The US Customers and Border Protection (CBP) agency has expanded its biometric screening program to the sea, with a newly concluded trial demonstrating the use of facial recognition to identify passengers on cruise ships.
The trial was conducted with Royal Caribbean Cruises (RCL) using biometric technology provided by IDEMIA. The trial focused on re-entry of US citizens at the Cape Liberty Cruise Port in New Jersey, where disembarking individuals had their faces scanned by IDEMIA’s hardware. Their faces were immediately matched to biometric information collected when they boarded the ship, confirming their identities.
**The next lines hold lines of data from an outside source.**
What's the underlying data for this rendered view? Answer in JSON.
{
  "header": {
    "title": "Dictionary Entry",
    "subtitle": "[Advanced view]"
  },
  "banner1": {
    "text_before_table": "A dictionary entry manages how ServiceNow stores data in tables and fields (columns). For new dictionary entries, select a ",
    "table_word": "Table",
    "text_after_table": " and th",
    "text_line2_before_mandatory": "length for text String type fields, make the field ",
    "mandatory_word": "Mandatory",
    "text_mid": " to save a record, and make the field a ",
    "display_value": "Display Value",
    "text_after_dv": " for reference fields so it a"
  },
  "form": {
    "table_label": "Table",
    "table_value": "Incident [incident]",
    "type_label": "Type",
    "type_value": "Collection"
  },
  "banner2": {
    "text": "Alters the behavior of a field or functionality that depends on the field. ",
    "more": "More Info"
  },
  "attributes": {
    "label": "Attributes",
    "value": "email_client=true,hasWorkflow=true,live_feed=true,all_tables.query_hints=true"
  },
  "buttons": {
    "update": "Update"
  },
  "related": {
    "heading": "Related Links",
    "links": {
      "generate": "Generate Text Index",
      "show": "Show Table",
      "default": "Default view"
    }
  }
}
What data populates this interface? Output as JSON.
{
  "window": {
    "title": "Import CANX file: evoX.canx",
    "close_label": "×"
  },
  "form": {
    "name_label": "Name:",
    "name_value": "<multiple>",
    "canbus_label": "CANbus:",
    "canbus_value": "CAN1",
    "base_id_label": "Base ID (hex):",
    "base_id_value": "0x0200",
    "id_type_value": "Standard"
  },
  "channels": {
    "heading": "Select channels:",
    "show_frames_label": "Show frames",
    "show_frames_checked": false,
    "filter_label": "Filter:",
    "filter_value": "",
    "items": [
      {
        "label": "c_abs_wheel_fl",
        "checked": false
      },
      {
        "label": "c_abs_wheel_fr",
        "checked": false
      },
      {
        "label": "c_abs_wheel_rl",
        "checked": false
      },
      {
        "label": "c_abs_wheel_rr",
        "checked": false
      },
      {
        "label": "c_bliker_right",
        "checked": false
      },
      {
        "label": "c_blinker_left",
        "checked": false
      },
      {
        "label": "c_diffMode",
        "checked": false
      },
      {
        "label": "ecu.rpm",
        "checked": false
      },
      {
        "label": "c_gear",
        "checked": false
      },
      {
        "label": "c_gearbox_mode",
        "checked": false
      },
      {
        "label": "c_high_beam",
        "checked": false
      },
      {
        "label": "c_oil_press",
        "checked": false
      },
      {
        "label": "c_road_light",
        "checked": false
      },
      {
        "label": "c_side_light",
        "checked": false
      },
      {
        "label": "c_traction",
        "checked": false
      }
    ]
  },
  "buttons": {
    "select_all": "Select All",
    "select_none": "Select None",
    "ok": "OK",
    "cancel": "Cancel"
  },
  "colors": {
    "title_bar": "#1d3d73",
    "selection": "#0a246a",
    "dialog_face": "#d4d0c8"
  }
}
In a statement announcing the trial’s conclusion, IDEMIA asserted that it demonstrated “high quality/high speed facial matching with large passenger populations” and “expedited Customs egress”, adding that surveys of trial participants “showed high degrees of satisfaction regarding speed of clearing customs and intuitive engagement with the facial camera.”
It’s another sign of the expansion of biometric border screening in the US, with the Department of Homeland Security and its CBP agency having shown an intense interest in such technologies over the past several months. The trial also may point to growing involvement in these efforts on IDEMIA’s part after MorphoTrak, a subsidiary of one of the firms that merged to create IDEMIA, provided biometric identification kits to the CBP in the spring of last year.
November 14, 2017 – by Alex Perala